RT: 10 weeks out from a 100 miler.  Can you provide an outline of a typical week of training?

DB: Here’s an example of what I’d describe as a typical week in preparation for a 100 miler:

  • Monday – OFF (Recovery Day).
  • Tuesday – 2hrs with 4 x 15-minute intervals at about 80% RPE with half rest (7.5 minutes). I try to do these intervals running uphill.
  • Wednesday – 2hr endurance run.
  • Thursday – 2.5hr endurance run with 6 x 20sec strides
  • Friday – Easy 1hr run
  • Saturday – 3hrs with 2 x 30min intervals on rolling terrain with 5min recovery between intervals. Again aiming for about 80% RPE.
  • Sunday – 5hr-7hr long run on very hilly terrain, trying to mimic the course profile of the event I’m preparing for.

RT: Is your favourite workout still 5×10 minutes running up a hill at just below threshold effort? What sort of recovery are you having between these reps?

DB: Yes, I love the 5×10 workout. At this intensity, we aim for half rest (5mins) and I try to do all of the intensity going uphill. This allows me to become a better climber, increases the aerobic demand, and minimizes injury risk.

Dylan Bowman
Dylan Bowman: Photo credit – Cameron Baird / Red Bull Content Pool

RT: What gels are you currently keen on?

DB: I use CLIF Bar products. My favourites are the Razz Shot gel, Margarita Shot Block (3x sodium), and White Chocolate Macadamia Nut CLIF Bars

RT:  Are you still utilising ‘conscious drift’ for your recovery? Do you swear by it?

DB: Yes, I still do occasionally float. I find flotation tanks to be the perfect recovery tool for ultrarunning. When in periods of heavy training or after races, floating is a great counterbalance to high impact stress of running. I’d highly recommend it as a recovery modality.

RT: Post-race can you provide an outline of how you recover and how long it takes you to get back into full training?

DB: It depends on the race but, for a 100 miler, I usually take 10-14 days completely off with zero exercise. I will walk around town to maintain some level of activity, but I make a point not to break a sweat. I try to eat and sleep a lot while keeping other life stresses to a minimum. Everyone recovers at their own pace, but I find it takes me 5-6 weeks to feel somewhat normal again after a 100-mile race.

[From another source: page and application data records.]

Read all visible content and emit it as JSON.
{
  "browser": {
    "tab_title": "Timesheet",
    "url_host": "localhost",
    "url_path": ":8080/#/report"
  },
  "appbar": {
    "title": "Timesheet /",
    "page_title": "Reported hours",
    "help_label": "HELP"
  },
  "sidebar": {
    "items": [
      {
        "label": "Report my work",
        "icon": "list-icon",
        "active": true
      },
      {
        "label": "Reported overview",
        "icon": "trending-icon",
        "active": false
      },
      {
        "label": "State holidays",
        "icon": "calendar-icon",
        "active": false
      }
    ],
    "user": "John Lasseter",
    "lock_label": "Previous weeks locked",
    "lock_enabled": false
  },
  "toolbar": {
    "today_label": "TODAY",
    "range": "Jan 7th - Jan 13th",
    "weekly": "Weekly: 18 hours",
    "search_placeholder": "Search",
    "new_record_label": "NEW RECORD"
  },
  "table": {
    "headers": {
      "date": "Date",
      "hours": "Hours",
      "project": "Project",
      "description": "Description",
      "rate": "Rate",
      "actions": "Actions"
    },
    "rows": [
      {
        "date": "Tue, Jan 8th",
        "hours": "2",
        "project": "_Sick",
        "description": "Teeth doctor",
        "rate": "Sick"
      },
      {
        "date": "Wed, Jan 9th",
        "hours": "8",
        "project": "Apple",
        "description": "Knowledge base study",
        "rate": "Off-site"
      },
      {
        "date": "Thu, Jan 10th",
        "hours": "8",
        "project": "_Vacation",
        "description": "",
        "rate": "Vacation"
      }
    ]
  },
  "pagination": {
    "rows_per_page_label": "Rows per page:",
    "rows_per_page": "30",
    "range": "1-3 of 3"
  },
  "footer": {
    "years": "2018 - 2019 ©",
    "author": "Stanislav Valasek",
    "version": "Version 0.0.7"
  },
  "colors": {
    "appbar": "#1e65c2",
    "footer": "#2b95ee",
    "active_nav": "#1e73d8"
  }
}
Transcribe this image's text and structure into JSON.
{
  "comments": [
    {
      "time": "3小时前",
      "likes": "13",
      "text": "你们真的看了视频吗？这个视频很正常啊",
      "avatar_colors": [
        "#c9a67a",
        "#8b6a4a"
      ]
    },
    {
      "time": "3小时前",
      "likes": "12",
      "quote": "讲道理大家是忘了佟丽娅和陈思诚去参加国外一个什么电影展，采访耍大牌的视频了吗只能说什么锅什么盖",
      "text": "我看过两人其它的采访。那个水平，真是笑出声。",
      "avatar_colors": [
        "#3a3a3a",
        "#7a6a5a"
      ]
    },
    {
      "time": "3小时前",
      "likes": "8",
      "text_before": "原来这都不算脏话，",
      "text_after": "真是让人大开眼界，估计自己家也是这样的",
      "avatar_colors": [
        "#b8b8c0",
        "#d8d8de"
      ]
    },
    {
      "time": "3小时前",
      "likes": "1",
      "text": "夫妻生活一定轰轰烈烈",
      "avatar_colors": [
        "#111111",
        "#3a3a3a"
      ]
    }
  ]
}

RT: Major goals for the future?

DB: This year my main objective is the Ultra-Trail du Mont Blanc in Chamonix, France on September 1st. It’s the world’s premiere ultra race and I’d love to try to win it before getting married two weeks later!

RT: Dylan, thanks for your time. Awesome to have you on board Runner’s Tribe.